Copy each line below containing "ALOHA".
↓
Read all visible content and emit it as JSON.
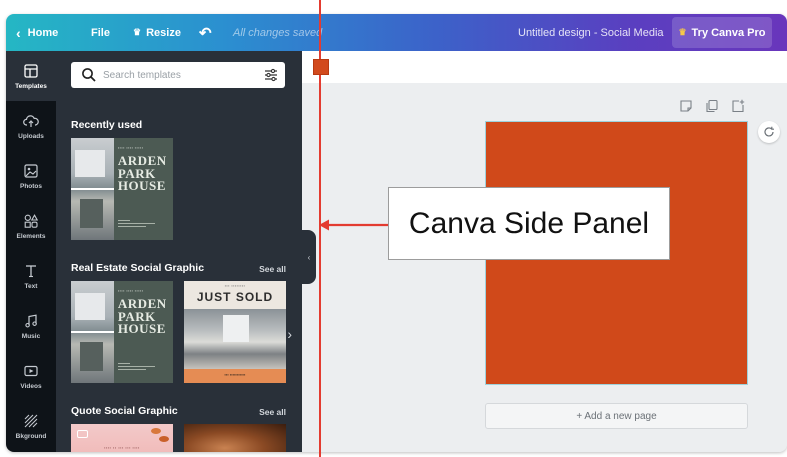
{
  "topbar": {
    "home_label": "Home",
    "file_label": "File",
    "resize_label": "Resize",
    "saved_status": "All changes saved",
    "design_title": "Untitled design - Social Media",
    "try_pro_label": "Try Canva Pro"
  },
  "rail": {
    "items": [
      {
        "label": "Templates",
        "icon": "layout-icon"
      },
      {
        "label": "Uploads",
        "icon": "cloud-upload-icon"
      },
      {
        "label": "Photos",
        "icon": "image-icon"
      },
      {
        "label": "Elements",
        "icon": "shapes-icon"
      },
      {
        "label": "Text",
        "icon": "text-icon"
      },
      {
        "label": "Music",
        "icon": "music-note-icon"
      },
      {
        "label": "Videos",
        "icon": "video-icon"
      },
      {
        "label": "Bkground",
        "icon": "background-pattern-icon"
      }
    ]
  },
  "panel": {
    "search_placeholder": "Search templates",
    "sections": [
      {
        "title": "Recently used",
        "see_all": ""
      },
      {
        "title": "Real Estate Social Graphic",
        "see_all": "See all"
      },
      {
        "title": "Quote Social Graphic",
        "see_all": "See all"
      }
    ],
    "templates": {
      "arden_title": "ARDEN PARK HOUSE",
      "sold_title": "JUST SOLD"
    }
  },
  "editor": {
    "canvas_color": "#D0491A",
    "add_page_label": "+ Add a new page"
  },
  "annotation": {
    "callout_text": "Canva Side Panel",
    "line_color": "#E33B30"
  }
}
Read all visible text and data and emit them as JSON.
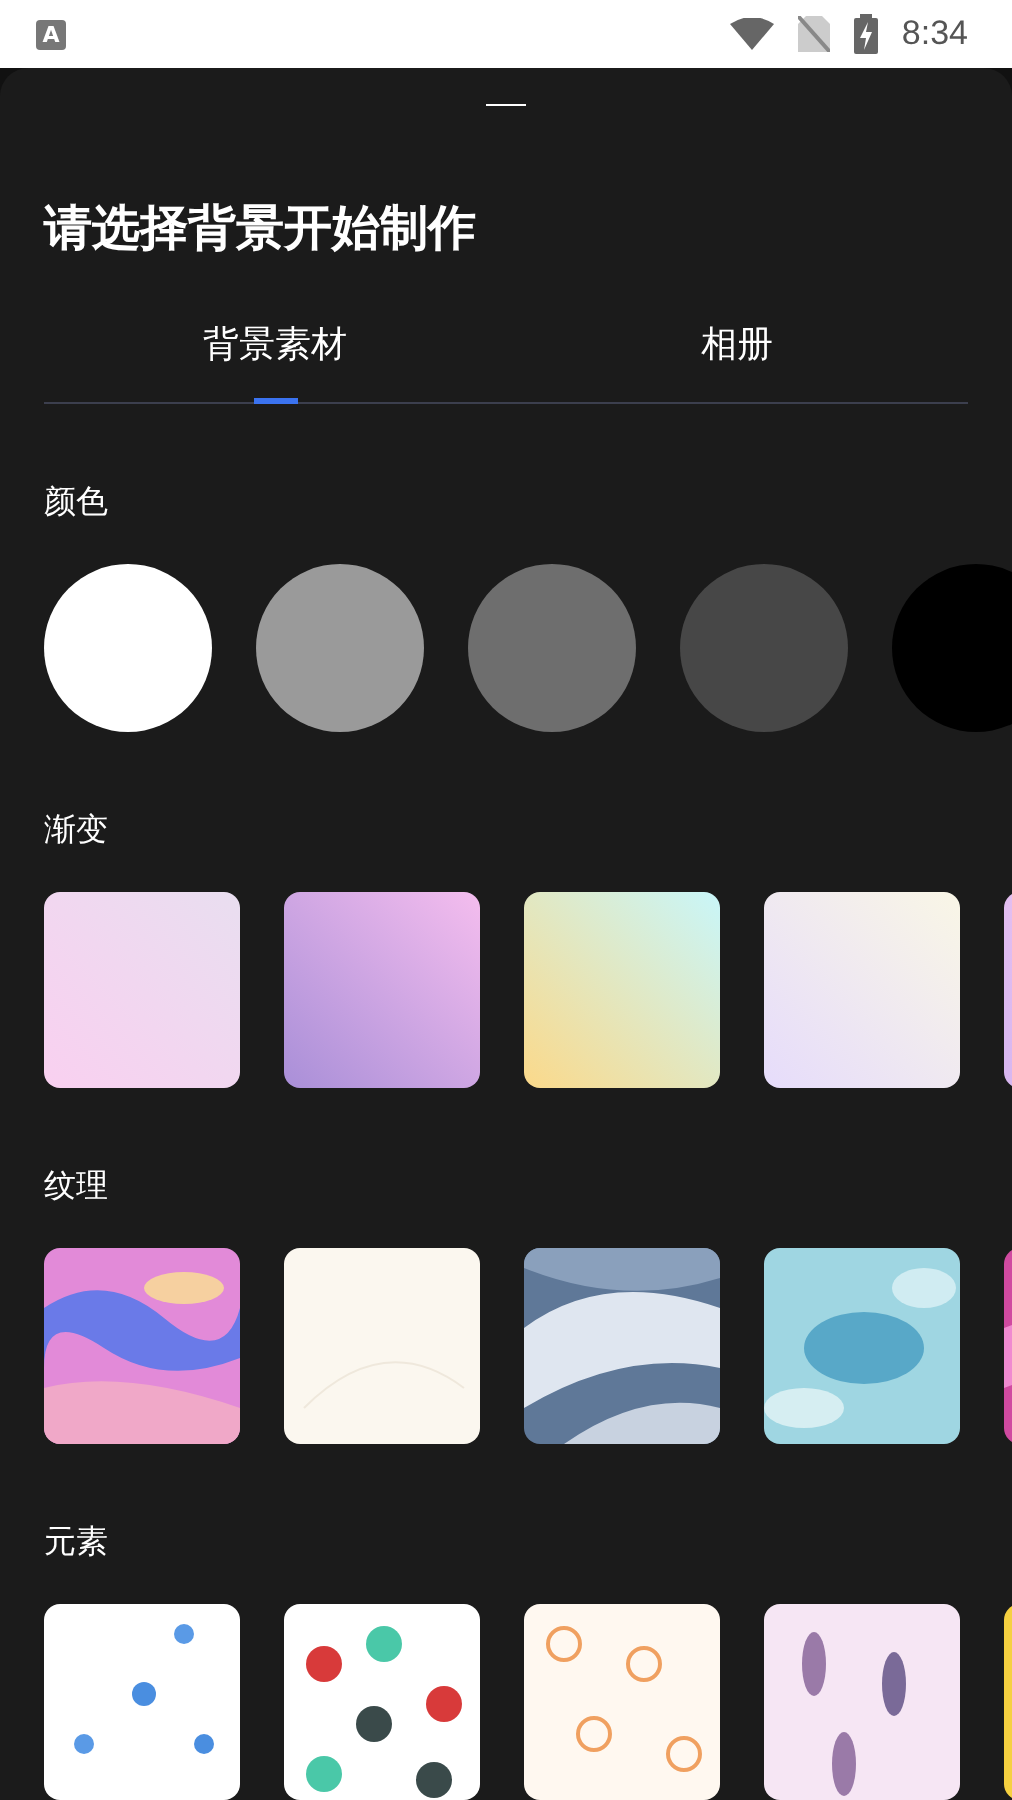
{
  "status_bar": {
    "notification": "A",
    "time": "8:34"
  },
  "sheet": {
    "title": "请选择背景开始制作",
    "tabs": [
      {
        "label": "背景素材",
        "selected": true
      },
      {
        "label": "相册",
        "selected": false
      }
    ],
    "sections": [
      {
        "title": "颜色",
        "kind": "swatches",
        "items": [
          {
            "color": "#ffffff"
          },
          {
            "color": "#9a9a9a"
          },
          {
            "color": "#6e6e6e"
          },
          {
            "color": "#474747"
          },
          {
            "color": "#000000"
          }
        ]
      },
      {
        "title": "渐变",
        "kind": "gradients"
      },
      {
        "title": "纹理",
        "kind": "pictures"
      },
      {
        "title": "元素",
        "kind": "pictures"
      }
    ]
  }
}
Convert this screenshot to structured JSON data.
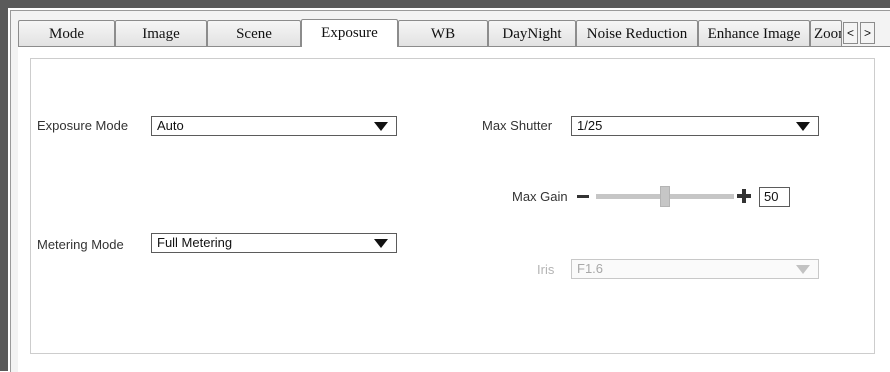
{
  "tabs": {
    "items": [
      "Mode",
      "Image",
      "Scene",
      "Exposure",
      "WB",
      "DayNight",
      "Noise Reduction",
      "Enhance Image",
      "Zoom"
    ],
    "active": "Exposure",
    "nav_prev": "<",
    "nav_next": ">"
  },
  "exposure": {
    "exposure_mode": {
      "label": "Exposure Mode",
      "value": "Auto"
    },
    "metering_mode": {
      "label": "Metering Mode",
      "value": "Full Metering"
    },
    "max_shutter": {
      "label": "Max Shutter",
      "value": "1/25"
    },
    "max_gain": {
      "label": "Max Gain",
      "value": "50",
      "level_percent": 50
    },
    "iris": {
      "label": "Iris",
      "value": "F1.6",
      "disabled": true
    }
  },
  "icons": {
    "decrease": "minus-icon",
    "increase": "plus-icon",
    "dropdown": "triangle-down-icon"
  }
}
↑
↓
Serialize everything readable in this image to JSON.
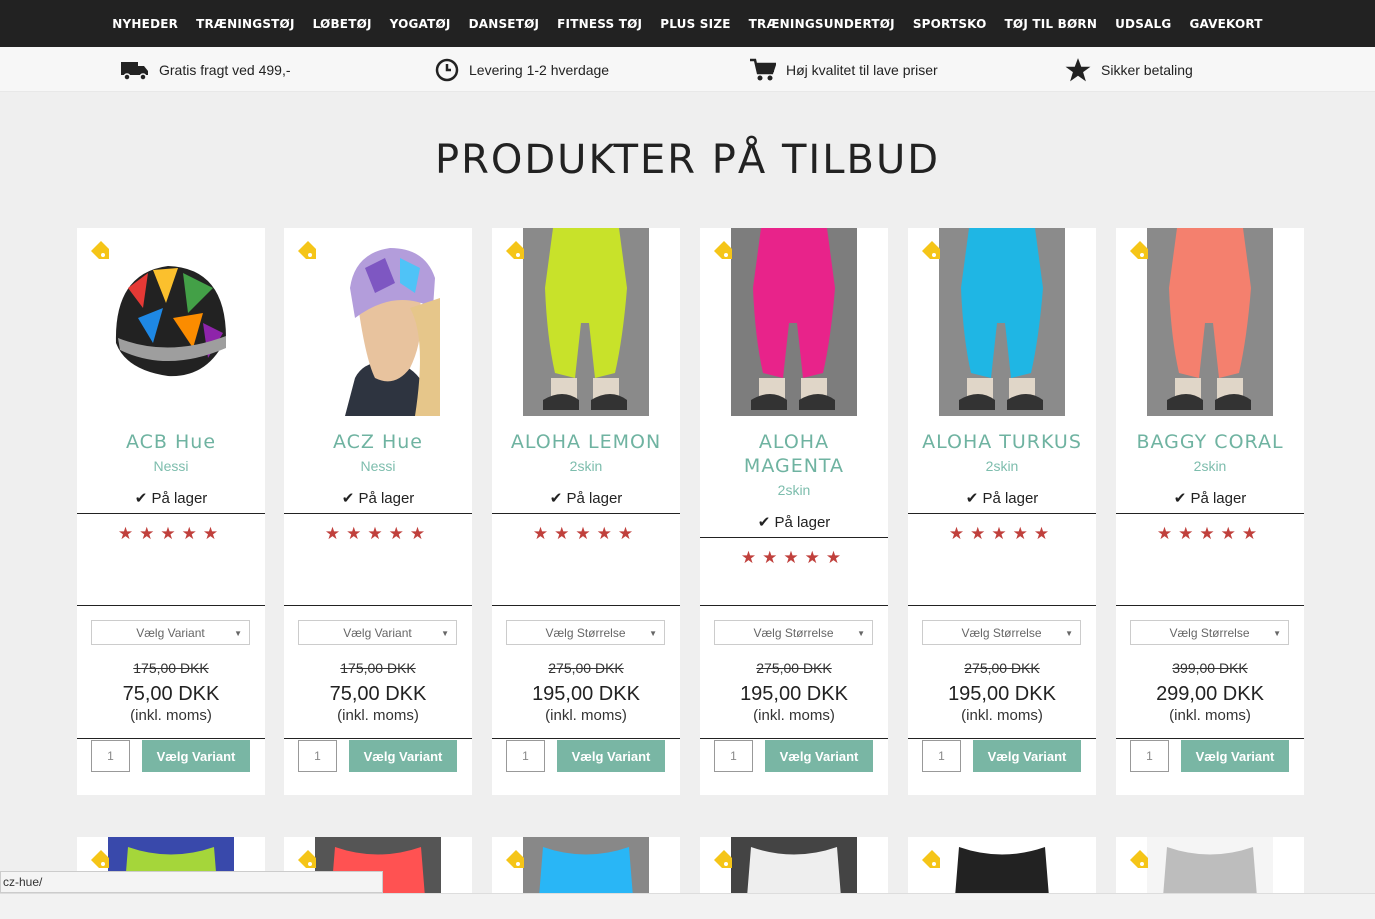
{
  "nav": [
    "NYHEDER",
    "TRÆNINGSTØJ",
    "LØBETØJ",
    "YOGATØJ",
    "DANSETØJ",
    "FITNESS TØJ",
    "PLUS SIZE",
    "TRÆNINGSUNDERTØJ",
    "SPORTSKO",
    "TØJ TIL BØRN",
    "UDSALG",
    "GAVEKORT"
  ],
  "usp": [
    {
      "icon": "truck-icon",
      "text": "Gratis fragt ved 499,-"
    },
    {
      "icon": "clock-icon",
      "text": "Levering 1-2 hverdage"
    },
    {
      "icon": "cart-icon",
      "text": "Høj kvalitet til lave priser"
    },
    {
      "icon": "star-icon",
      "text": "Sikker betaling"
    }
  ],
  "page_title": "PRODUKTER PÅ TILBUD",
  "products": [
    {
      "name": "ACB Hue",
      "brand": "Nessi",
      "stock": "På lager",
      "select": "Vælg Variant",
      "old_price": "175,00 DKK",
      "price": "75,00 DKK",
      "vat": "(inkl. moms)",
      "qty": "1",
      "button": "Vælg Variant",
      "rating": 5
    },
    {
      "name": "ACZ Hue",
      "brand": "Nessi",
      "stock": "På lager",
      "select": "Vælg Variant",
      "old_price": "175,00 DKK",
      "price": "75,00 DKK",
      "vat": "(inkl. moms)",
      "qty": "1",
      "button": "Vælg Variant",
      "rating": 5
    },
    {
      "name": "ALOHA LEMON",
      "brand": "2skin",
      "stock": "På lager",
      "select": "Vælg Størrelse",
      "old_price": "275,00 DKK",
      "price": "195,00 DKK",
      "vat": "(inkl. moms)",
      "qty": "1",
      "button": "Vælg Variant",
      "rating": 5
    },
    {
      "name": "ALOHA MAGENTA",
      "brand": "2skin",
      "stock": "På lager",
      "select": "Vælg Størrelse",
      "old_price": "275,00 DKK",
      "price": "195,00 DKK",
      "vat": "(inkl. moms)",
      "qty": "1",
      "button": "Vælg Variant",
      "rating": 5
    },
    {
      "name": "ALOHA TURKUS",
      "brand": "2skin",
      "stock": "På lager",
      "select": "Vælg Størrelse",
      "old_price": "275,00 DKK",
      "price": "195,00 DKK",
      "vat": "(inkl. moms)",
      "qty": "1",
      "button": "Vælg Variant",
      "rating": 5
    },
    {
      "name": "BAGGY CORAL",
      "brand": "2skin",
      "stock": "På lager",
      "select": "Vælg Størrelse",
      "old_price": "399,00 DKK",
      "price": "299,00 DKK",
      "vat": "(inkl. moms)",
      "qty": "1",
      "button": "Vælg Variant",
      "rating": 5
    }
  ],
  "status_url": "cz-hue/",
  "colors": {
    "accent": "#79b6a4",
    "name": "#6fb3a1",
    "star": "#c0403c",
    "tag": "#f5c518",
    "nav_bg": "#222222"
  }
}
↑
## ANSWER BELOW
      "name": "ALOHA LEMON",
      "name": "ALOHA MAGENTA",
      "name": "ALOHA TURKUS",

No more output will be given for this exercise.